Dataset extract »
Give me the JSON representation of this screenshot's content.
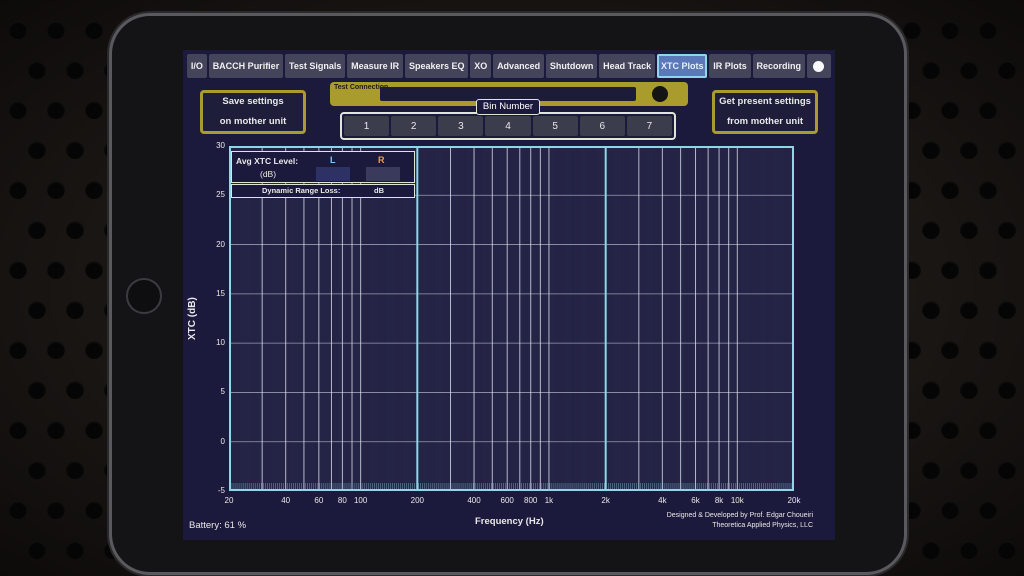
{
  "tabs": [
    {
      "label": "I/O",
      "active": false
    },
    {
      "label": "BACCH Purifier",
      "active": false
    },
    {
      "label": "Test Signals",
      "active": false
    },
    {
      "label": "Measure IR",
      "active": false
    },
    {
      "label": "Speakers EQ",
      "active": false
    },
    {
      "label": "XO",
      "active": false
    },
    {
      "label": "Advanced",
      "active": false
    },
    {
      "label": "Shutdown",
      "active": false
    },
    {
      "label": "Head Track",
      "active": false
    },
    {
      "label": "XTC Plots",
      "active": true
    },
    {
      "label": "IR Plots",
      "active": false
    },
    {
      "label": "Recording",
      "active": false
    }
  ],
  "save_button": {
    "line1": "Save settings",
    "line2": "on mother unit"
  },
  "get_button": {
    "line1": "Get present settings",
    "line2": "from mother unit"
  },
  "test_connection": {
    "label": "Test Connection"
  },
  "bins": {
    "label": "Bin Number",
    "items": [
      "1",
      "2",
      "3",
      "4",
      "5",
      "6",
      "7"
    ]
  },
  "avg_xtc": {
    "label": "Avg XTC Level:",
    "unit": "(dB)",
    "left": "L",
    "right": "R"
  },
  "dynamic_range": {
    "label": "Dynamic Range Loss:",
    "unit": "dB"
  },
  "footer": {
    "battery": "Battery: 61 %",
    "credit_line1": "Designed & Developed by Prof. Edgar Choueiri",
    "credit_line2": "Theoretica Applied Physics, LLC"
  },
  "colors": {
    "accent_gold": "#a99b2c",
    "plot_border": "#8fd6e8",
    "screen_bg": "#1b1a3c",
    "active_tab": "#5b78b8"
  },
  "chart_data": {
    "type": "line",
    "title": "",
    "xlabel": "Frequency (Hz)",
    "ylabel": "XTC (dB)",
    "xscale": "log",
    "xlim": [
      20,
      20000
    ],
    "ylim": [
      -5,
      30
    ],
    "yticks": [
      -5,
      0,
      5,
      10,
      15,
      20,
      25,
      30
    ],
    "xticks": [
      {
        "value": 20,
        "label": "20"
      },
      {
        "value": 40,
        "label": "40"
      },
      {
        "value": 60,
        "label": "60"
      },
      {
        "value": 80,
        "label": "80"
      },
      {
        "value": 100,
        "label": "100"
      },
      {
        "value": 200,
        "label": "200"
      },
      {
        "value": 400,
        "label": "400"
      },
      {
        "value": 600,
        "label": "600"
      },
      {
        "value": 800,
        "label": "800"
      },
      {
        "value": 1000,
        "label": "1k"
      },
      {
        "value": 2000,
        "label": "2k"
      },
      {
        "value": 4000,
        "label": "4k"
      },
      {
        "value": 6000,
        "label": "6k"
      },
      {
        "value": 8000,
        "label": "8k"
      },
      {
        "value": 10000,
        "label": "10k"
      },
      {
        "value": 20000,
        "label": "20k"
      }
    ],
    "bin_boundaries": [
      200,
      2000
    ],
    "grid": true,
    "series": []
  }
}
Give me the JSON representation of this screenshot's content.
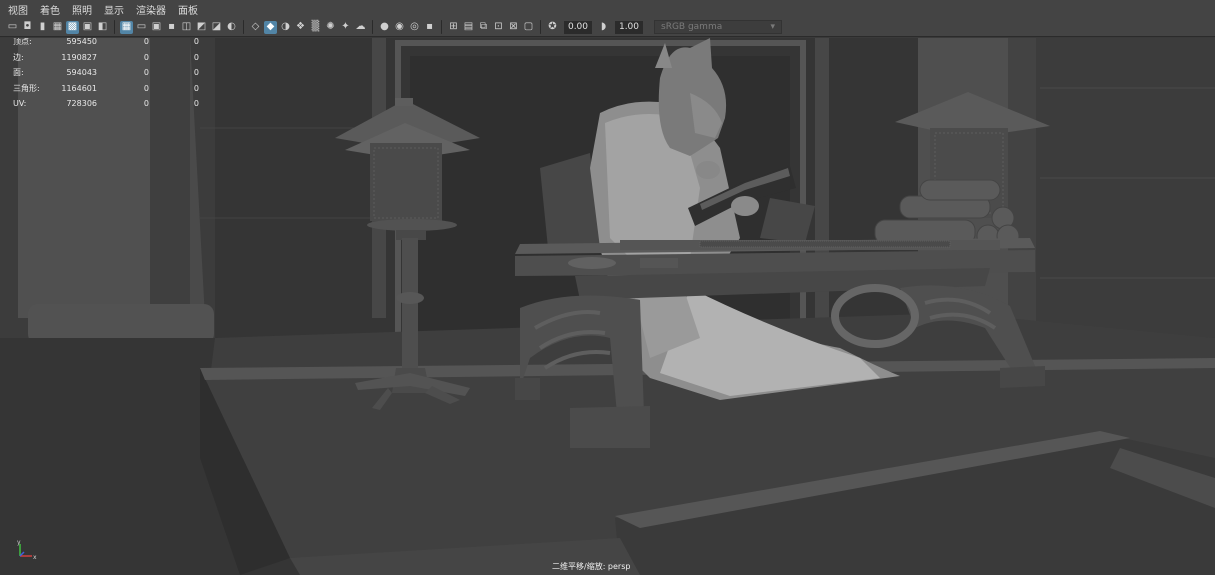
{
  "menu": [
    "视图",
    "着色",
    "照明",
    "显示",
    "渲染器",
    "面板"
  ],
  "toolbar": {
    "exposure_value": "0.00",
    "gamma_value": "1.00",
    "colorspace": "sRGB gamma"
  },
  "hud": {
    "rows": [
      {
        "label": "顶点:",
        "v1": "595450",
        "v2": "0",
        "v3": "0"
      },
      {
        "label": "边:",
        "v1": "1190827",
        "v2": "0",
        "v3": "0"
      },
      {
        "label": "面:",
        "v1": "594043",
        "v2": "0",
        "v3": "0"
      },
      {
        "label": "三角形:",
        "v1": "1164601",
        "v2": "0",
        "v3": "0"
      },
      {
        "label": "UV:",
        "v1": "728306",
        "v2": "0",
        "v3": "0"
      }
    ]
  },
  "camera_label": "二维平移/缩放: persp",
  "axis": {
    "y_label": "y",
    "x_label": "x",
    "x_color": "#d04040",
    "y_color": "#40c040",
    "z_color": "#4060e0"
  },
  "colors": {
    "menubar_bg": "#444444",
    "active_tool": "#5285a6",
    "viewport_bg": "#3a3a3a"
  }
}
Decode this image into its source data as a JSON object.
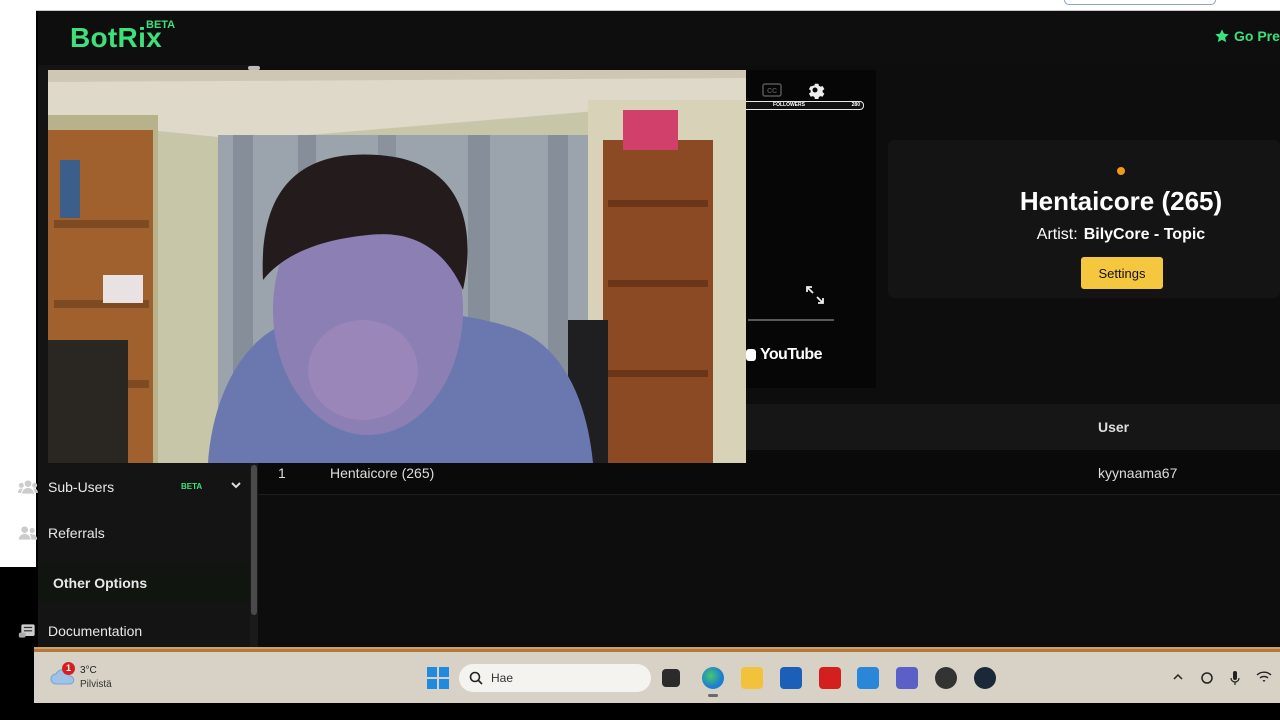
{
  "app": {
    "logo_text": "BotRix",
    "logo_badge": "BETA",
    "premium_label": "Go Pre",
    "brand_color": "#3ee07a"
  },
  "player": {
    "followers_label": "FOLLOWERS",
    "followers_current": "91",
    "followers_goal": "280",
    "followers_progress": 0.2,
    "youtube_label": "YouTube"
  },
  "now_playing": {
    "title": "Hentaicore (265)",
    "artist_label": "Artist:",
    "artist": "BilyCore - Topic",
    "settings_label": "Settings",
    "status_color": "#f09a10"
  },
  "queue": {
    "user_column": "User",
    "rows": [
      {
        "position": "1",
        "title": "Hentaicore (265)",
        "user": "kyynaama67"
      }
    ]
  },
  "sidebar": {
    "items": [
      {
        "label": "Sub-Users",
        "badge": "BETA",
        "icon": "users-icon"
      },
      {
        "label": "Referrals",
        "icon": "user-group-icon"
      }
    ],
    "section": "Other Options",
    "section_items": [
      {
        "label": "Documentation",
        "icon": "scroll-icon"
      }
    ]
  },
  "taskbar": {
    "weather_temp": "3°C",
    "weather_desc": "Pilvistä",
    "weather_badge": "1",
    "search_placeholder": "Hae"
  }
}
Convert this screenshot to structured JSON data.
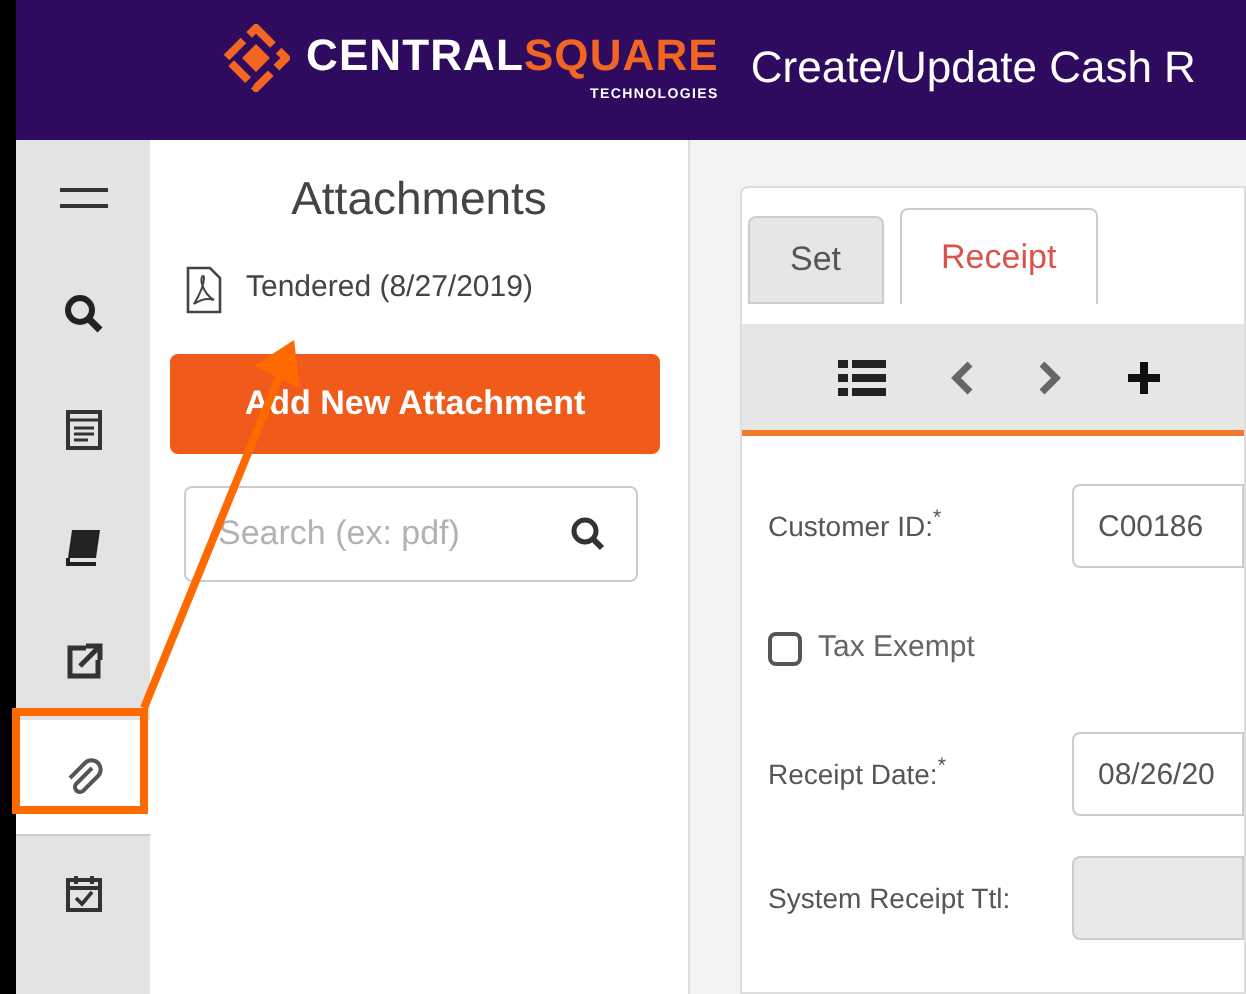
{
  "header": {
    "logo_parts": [
      "CENTRAL",
      "SQUARE"
    ],
    "logo_subtitle": "TECHNOLOGIES",
    "title": "Create/Update Cash R"
  },
  "sidebar": {
    "items": [
      {
        "kind": "menu",
        "selected": false
      },
      {
        "kind": "search",
        "selected": false
      },
      {
        "kind": "list",
        "selected": false
      },
      {
        "kind": "book",
        "selected": false
      },
      {
        "kind": "external",
        "selected": false
      },
      {
        "kind": "attach",
        "selected": true
      },
      {
        "kind": "calendar",
        "selected": false
      }
    ]
  },
  "attachments": {
    "title": "Attachments",
    "files": [
      {
        "name": "Tendered (8/27/2019)"
      }
    ],
    "add_button": "Add New Attachment",
    "search": {
      "placeholder": "Search (ex: pdf)"
    }
  },
  "form": {
    "tabs": [
      {
        "label": "Set",
        "selected": false
      },
      {
        "label": "Receipt",
        "selected": true
      }
    ],
    "fields": [
      {
        "kind": "text",
        "label": "Customer ID:$^{*}$",
        "value": "C00186"
      },
      {
        "kind": "checkbox",
        "label": "Tax Exempt",
        "checked": false
      },
      {
        "kind": "text",
        "label": "Receipt Date:$^{*}$",
        "value": "08/26/20"
      },
      {
        "kind": "text",
        "label": "System Receipt Ttl:",
        "disabled": true
      }
    ]
  }
}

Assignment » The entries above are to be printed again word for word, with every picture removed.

Your response »
Give me the JSON representation of this screenshot's content.
{
  "tabs": [
    {
      "label": "I/O",
      "active": false
    },
    {
      "label": "BACCH Purifier",
      "active": false
    },
    {
      "label": "Test Signals",
      "active": false
    },
    {
      "label": "Measure IR",
      "active": false
    },
    {
      "label": "Speakers EQ",
      "active": false
    },
    {
      "label": "XO",
      "active": false
    },
    {
      "label": "Advanced",
      "active": false
    },
    {
      "label": "Shutdown",
      "active": false
    },
    {
      "label": "Head Track",
      "active": false
    },
    {
      "label": "XTC Plots",
      "active": true
    },
    {
      "label": "IR Plots",
      "active": false
    },
    {
      "label": "Recording",
      "active": false
    }
  ],
  "save_button": {
    "line1": "Save settings",
    "line2": "on mother unit"
  },
  "get_button": {
    "line1": "Get present settings",
    "line2": "from mother unit"
  },
  "test_connection": {
    "label": "Test Connection"
  },
  "bins": {
    "label": "Bin Number",
    "items": [
      "1",
      "2",
      "3",
      "4",
      "5",
      "6",
      "7"
    ]
  },
  "avg_xtc": {
    "label": "Avg XTC Level:",
    "unit": "(dB)",
    "left": "L",
    "right": "R"
  },
  "dynamic_range": {
    "label": "Dynamic Range Loss:",
    "unit": "dB"
  },
  "footer": {
    "battery": "Battery: 61 %",
    "credit_line1": "Designed & Developed by Prof. Edgar Choueiri",
    "credit_line2": "Theoretica Applied Physics, LLC"
  },
  "colors": {
    "accent_gold": "#a99b2c",
    "plot_border": "#8fd6e8",
    "screen_bg": "#1b1a3c",
    "active_tab": "#5b78b8"
  },
  "chart_data": {
    "type": "line",
    "title": "",
    "xlabel": "Frequency (Hz)",
    "ylabel": "XTC (dB)",
    "xscale": "log",
    "xlim": [
      20,
      20000
    ],
    "ylim": [
      -5,
      30
    ],
    "yticks": [
      -5,
      0,
      5,
      10,
      15,
      20,
      25,
      30
    ],
    "xticks": [
      {
        "value": 20,
        "label": "20"
      },
      {
        "value": 40,
        "label": "40"
      },
      {
        "value": 60,
        "label": "60"
      },
      {
        "value": 80,
        "label": "80"
      },
      {
        "value": 100,
        "label": "100"
      },
      {
        "value": 200,
        "label": "200"
      },
      {
        "value": 400,
        "label": "400"
      },
      {
        "value": 600,
        "label": "600"
      },
      {
        "value": 800,
        "label": "800"
      },
      {
        "value": 1000,
        "label": "1k"
      },
      {
        "value": 2000,
        "label": "2k"
      },
      {
        "value": 4000,
        "label": "4k"
      },
      {
        "value": 6000,
        "label": "6k"
      },
      {
        "value": 8000,
        "label": "8k"
      },
      {
        "value": 10000,
        "label": "10k"
      },
      {
        "value": 20000,
        "label": "20k"
      }
    ],
    "bin_boundaries": [
      200,
      2000
    ],
    "grid": true,
    "series": []
  }
}
Give me the JSON representation of this screenshot's content.
{
  "menu": [
    "视图",
    "着色",
    "照明",
    "显示",
    "渲染器",
    "面板"
  ],
  "toolbar": {
    "exposure_value": "0.00",
    "gamma_value": "1.00",
    "colorspace": "sRGB gamma"
  },
  "hud": {
    "rows": [
      {
        "label": "顶点:",
        "v1": "595450",
        "v2": "0",
        "v3": "0"
      },
      {
        "label": "边:",
        "v1": "1190827",
        "v2": "0",
        "v3": "0"
      },
      {
        "label": "面:",
        "v1": "594043",
        "v2": "0",
        "v3": "0"
      },
      {
        "label": "三角形:",
        "v1": "1164601",
        "v2": "0",
        "v3": "0"
      },
      {
        "label": "UV:",
        "v1": "728306",
        "v2": "0",
        "v3": "0"
      }
    ]
  },
  "camera_label": "二维平移/缩放: persp",
  "axis": {
    "y_label": "y",
    "x_label": "x",
    "x_color": "#d04040",
    "y_color": "#40c040",
    "z_color": "#4060e0"
  },
  "colors": {
    "menubar_bg": "#444444",
    "active_tool": "#5285a6",
    "viewport_bg": "#3a3a3a"
  }
}
Decode this image into its source data as a JSON object.
{
  "app": {
    "logo_text": "BotRix",
    "logo_badge": "BETA",
    "premium_label": "Go Pre",
    "brand_color": "#3ee07a"
  },
  "player": {
    "followers_label": "FOLLOWERS",
    "followers_current": "91",
    "followers_goal": "280",
    "followers_progress": 0.2,
    "youtube_label": "YouTube"
  },
  "now_playing": {
    "title": "Hentaicore (265)",
    "artist_label": "Artist:",
    "artist": "BilyCore - Topic",
    "settings_label": "Settings",
    "status_color": "#f09a10"
  },
  "queue": {
    "user_column": "User",
    "rows": [
      {
        "position": "1",
        "title": "Hentaicore (265)",
        "user": "kyynaama67"
      }
    ]
  },
  "sidebar": {
    "items": [
      {
        "label": "Sub-Users",
        "badge": "BETA",
        "icon": "users-icon"
      },
      {
        "label": "Referrals",
        "icon": "user-group-icon"
      }
    ],
    "section": "Other Options",
    "section_items": [
      {
        "label": "Documentation",
        "icon": "scroll-icon"
      }
    ]
  },
  "taskbar": {
    "weather_temp": "3°C",
    "weather_desc": "Pilvistä",
    "weather_badge": "1",
    "search_placeholder": "Hae"
  }
}
Convert this screenshot to structured JSON data.
{
  "header": {
    "logo_parts": [
      "CENTRAL",
      "SQUARE"
    ],
    "logo_subtitle": "TECHNOLOGIES",
    "title": "Create/Update Cash R"
  },
  "sidebar": {
    "items": [
      {
        "kind": "menu",
        "selected": false
      },
      {
        "kind": "search",
        "selected": false
      },
      {
        "kind": "list",
        "selected": false
      },
      {
        "kind": "book",
        "selected": false
      },
      {
        "kind": "external",
        "selected": false
      },
      {
        "kind": "attach",
        "selected": true
      },
      {
        "kind": "calendar",
        "selected": false
      }
    ]
  },
  "attachments": {
    "title": "Attachments",
    "files": [
      {
        "name": "Tendered (8/27/2019)"
      }
    ],
    "add_button": "Add New Attachment",
    "search": {
      "placeholder": "Search (ex: pdf)"
    }
  },
  "form": {
    "tabs": [
      {
        "label": "Set",
        "selected": false
      },
      {
        "label": "Receipt",
        "selected": true
      }
    ],
    "fields": [
      {
        "kind": "text",
        "label": "Customer ID:$^{*}$",
        "value": "C00186"
      },
      {
        "kind": "checkbox",
        "label": "Tax Exempt",
        "checked": false
      },
      {
        "kind": "text",
        "label": "Receipt Date:$^{*}$",
        "value": "08/26/20"
      },
      {
        "kind": "text",
        "label": "System Receipt Ttl:",
        "disabled": true
      }
    ]
  }
}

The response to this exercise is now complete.